▶ **Entries shown**
Start of Block
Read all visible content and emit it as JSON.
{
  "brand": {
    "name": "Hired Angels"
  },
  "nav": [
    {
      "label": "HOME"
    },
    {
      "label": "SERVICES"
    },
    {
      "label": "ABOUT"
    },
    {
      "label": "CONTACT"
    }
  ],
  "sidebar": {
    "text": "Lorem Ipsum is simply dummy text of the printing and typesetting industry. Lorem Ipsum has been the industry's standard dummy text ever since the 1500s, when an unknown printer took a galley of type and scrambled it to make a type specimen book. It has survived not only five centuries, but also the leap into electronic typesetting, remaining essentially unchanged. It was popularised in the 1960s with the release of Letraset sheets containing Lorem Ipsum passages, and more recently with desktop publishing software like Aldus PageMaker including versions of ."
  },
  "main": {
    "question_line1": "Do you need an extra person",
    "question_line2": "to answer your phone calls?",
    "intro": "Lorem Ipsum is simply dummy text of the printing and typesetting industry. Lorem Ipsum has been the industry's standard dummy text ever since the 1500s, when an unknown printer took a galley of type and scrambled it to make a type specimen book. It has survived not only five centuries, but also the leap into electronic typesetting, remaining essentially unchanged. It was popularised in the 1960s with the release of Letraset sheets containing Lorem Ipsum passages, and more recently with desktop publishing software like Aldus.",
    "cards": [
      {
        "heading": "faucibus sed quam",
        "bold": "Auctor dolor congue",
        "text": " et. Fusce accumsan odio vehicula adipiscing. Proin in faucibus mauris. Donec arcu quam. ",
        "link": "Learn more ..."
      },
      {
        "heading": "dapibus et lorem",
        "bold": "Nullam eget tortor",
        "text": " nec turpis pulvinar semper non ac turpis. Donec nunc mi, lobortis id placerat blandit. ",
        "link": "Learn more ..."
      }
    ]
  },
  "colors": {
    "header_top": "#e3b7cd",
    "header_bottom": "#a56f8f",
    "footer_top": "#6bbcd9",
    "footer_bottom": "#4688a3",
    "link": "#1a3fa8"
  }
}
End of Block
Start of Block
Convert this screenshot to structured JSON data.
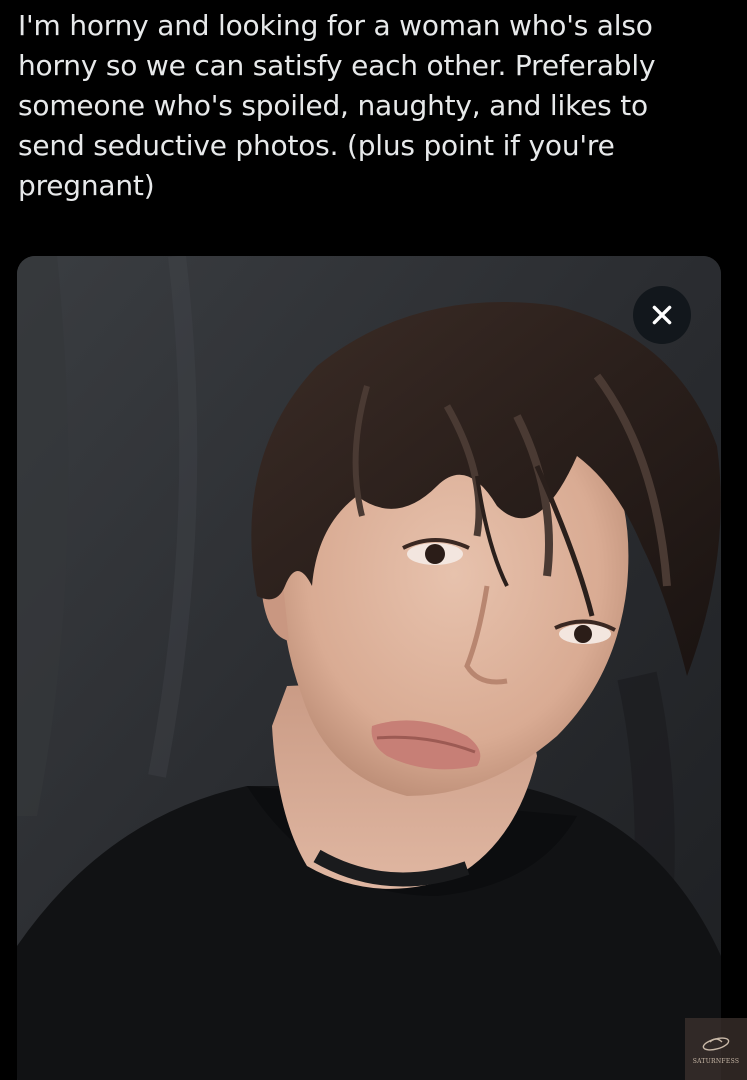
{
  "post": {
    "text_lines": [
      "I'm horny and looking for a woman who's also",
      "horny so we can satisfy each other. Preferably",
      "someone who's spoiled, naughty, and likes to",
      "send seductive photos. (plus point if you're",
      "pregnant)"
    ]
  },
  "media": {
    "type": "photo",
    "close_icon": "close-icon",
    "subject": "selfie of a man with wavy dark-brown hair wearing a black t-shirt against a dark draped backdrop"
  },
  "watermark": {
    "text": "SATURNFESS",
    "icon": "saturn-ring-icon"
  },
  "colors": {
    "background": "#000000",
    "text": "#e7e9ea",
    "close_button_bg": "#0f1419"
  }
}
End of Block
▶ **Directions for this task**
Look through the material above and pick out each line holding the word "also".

▶ **Answer below**
    "text": "Lorem Ipsum is simply dummy text of the printing and typesetting industry. Lorem Ipsum has been the industry's standard dummy text ever since the 1500s, when an unknown printer took a galley of type and scrambled it to make a type specimen book. It has survived not only five centuries, but also the leap into electronic typesetting, remaining essentially unchanged. It was popularised in the 1960s with the release of Letraset sheets containing Lorem Ipsum passages, and more recently with desktop publishing software like Aldus PageMaker including versions of ."
    "intro": "Lorem Ipsum is simply dummy text of the printing and typesetting industry. Lorem Ipsum has been the industry's standard dummy text ever since the 1500s, when an unknown printer took a galley of type and scrambled it to make a type specimen book. It has survived not only five centuries, but also the leap into electronic typesetting, remaining essentially unchanged. It was popularised in the 1960s with the release of Letraset sheets containing Lorem Ipsum passages, and more recently with desktop publishing software like Aldus.",
      "I'm horny and looking for a woman who's also",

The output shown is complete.